◆ **Task details**
Would you print the records below without changing anything?

Top of Supplied records

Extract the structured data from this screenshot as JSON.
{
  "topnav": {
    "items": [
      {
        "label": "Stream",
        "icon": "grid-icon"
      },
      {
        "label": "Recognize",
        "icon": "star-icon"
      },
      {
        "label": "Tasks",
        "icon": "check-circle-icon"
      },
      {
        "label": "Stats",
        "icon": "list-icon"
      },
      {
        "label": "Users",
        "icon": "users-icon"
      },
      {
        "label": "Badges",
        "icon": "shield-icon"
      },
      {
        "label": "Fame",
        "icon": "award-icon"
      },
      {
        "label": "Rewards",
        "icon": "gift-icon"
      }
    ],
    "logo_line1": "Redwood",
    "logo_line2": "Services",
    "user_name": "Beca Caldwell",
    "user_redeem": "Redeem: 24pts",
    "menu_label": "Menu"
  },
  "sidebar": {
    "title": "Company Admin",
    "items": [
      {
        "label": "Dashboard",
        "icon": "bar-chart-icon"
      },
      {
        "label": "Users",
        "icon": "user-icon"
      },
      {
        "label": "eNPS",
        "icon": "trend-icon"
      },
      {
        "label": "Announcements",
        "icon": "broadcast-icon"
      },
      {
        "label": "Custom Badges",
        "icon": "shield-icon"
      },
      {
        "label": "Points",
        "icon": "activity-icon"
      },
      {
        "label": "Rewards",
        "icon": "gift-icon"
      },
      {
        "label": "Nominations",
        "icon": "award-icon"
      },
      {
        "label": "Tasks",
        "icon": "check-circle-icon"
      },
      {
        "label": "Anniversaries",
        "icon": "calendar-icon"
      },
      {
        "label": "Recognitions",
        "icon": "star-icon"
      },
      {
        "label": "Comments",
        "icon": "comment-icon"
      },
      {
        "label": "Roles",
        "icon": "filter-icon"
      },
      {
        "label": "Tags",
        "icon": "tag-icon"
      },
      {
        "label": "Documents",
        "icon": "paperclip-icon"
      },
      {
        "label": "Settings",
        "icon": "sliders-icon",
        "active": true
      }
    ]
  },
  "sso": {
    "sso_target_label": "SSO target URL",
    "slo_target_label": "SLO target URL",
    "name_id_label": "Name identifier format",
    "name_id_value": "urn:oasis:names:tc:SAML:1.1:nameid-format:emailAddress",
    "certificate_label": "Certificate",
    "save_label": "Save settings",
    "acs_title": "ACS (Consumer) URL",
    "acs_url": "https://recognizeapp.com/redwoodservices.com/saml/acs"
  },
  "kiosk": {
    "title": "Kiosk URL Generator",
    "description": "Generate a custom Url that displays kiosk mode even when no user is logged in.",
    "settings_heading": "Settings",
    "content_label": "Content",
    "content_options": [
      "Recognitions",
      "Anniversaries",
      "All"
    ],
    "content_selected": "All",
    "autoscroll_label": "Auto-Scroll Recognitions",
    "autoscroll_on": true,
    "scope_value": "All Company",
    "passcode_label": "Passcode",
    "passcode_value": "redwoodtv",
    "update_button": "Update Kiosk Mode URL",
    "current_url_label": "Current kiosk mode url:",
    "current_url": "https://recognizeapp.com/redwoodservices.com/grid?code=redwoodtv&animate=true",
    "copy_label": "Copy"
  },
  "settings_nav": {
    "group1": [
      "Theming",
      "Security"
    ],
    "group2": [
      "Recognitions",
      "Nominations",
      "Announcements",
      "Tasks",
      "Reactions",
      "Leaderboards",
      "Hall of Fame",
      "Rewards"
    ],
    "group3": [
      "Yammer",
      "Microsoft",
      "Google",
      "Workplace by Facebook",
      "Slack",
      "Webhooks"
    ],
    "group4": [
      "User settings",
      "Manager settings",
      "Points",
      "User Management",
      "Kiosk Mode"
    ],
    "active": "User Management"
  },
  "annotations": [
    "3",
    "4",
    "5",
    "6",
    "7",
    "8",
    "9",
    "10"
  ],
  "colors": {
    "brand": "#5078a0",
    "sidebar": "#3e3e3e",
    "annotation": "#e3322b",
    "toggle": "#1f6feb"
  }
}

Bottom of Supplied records

◆ **Final answer**
Extract the structured data from this screenshot as JSON.
{
  "topnav": {
    "items": [
      {
        "label": "Stream",
        "icon": "grid-icon"
      },
      {
        "label": "Recognize",
        "icon": "star-icon"
      },
      {
        "label": "Tasks",
        "icon": "check-circle-icon"
      },
      {
        "label": "Stats",
        "icon": "list-icon"
      },
      {
        "label": "Users",
        "icon": "users-icon"
      },
      {
        "label": "Badges",
        "icon": "shield-icon"
      },
      {
        "label": "Fame",
        "icon": "award-icon"
      },
      {
        "label": "Rewards",
        "icon": "gift-icon"
      }
    ],
    "logo_line1": "Redwood",
    "logo_line2": "Services",
    "user_name": "Beca Caldwell",
    "user_redeem": "Redeem: 24pts",
    "menu_label": "Menu"
  },
  "sidebar": {
    "title": "Company Admin",
    "items": [
      {
        "label": "Dashboard",
        "icon": "bar-chart-icon"
      },
      {
        "label": "Users",
        "icon": "user-icon"
      },
      {
        "label": "eNPS",
        "icon": "trend-icon"
      },
      {
        "label": "Announcements",
        "icon": "broadcast-icon"
      },
      {
        "label": "Custom Badges",
        "icon": "shield-icon"
      },
      {
        "label": "Points",
        "icon": "activity-icon"
      },
      {
        "label": "Rewards",
        "icon": "gift-icon"
      },
      {
        "label": "Nominations",
        "icon": "award-icon"
      },
      {
        "label": "Tasks",
        "icon": "check-circle-icon"
      },
      {
        "label": "Anniversaries",
        "icon": "calendar-icon"
      },
      {
        "label": "Recognitions",
        "icon": "star-icon"
      },
      {
        "label": "Comments",
        "icon": "comment-icon"
      },
      {
        "label": "Roles",
        "icon": "filter-icon"
      },
      {
        "label": "Tags",
        "icon": "tag-icon"
      },
      {
        "label": "Documents",
        "icon": "paperclip-icon"
      },
      {
        "label": "Settings",
        "icon": "sliders-icon",
        "active": true
      }
    ]
  },
  "sso": {
    "sso_target_label": "SSO target URL",
    "slo_target_label": "SLO target URL",
    "name_id_label": "Name identifier format",
    "name_id_value": "urn:oasis:names:tc:SAML:1.1:nameid-format:emailAddress",
    "certificate_label": "Certificate",
    "save_label": "Save settings",
    "acs_title": "ACS (Consumer) URL",
    "acs_url": "https://recognizeapp.com/redwoodservices.com/saml/acs"
  },
  "kiosk": {
    "title": "Kiosk URL Generator",
    "description": "Generate a custom Url that displays kiosk mode even when no user is logged in.",
    "settings_heading": "Settings",
    "content_label": "Content",
    "content_options": [
      "Recognitions",
      "Anniversaries",
      "All"
    ],
    "content_selected": "All",
    "autoscroll_label": "Auto-Scroll Recognitions",
    "autoscroll_on": true,
    "scope_value": "All Company",
    "passcode_label": "Passcode",
    "passcode_value": "redwoodtv",
    "update_button": "Update Kiosk Mode URL",
    "current_url_label": "Current kiosk mode url:",
    "current_url": "https://recognizeapp.com/redwoodservices.com/grid?code=redwoodtv&animate=true",
    "copy_label": "Copy"
  },
  "settings_nav": {
    "group1": [
      "Theming",
      "Security"
    ],
    "group2": [
      "Recognitions",
      "Nominations",
      "Announcements",
      "Tasks",
      "Reactions",
      "Leaderboards",
      "Hall of Fame",
      "Rewards"
    ],
    "group3": [
      "Yammer",
      "Microsoft",
      "Google",
      "Workplace by Facebook",
      "Slack",
      "Webhooks"
    ],
    "group4": [
      "User settings",
      "Manager settings",
      "Points",
      "User Management",
      "Kiosk Mode"
    ],
    "active": "User Management"
  },
  "annotations": [
    "3",
    "4",
    "5",
    "6",
    "7",
    "8",
    "9",
    "10"
  ],
  "colors": {
    "brand": "#5078a0",
    "sidebar": "#3e3e3e",
    "annotation": "#e3322b",
    "toggle": "#1f6feb"
  }
}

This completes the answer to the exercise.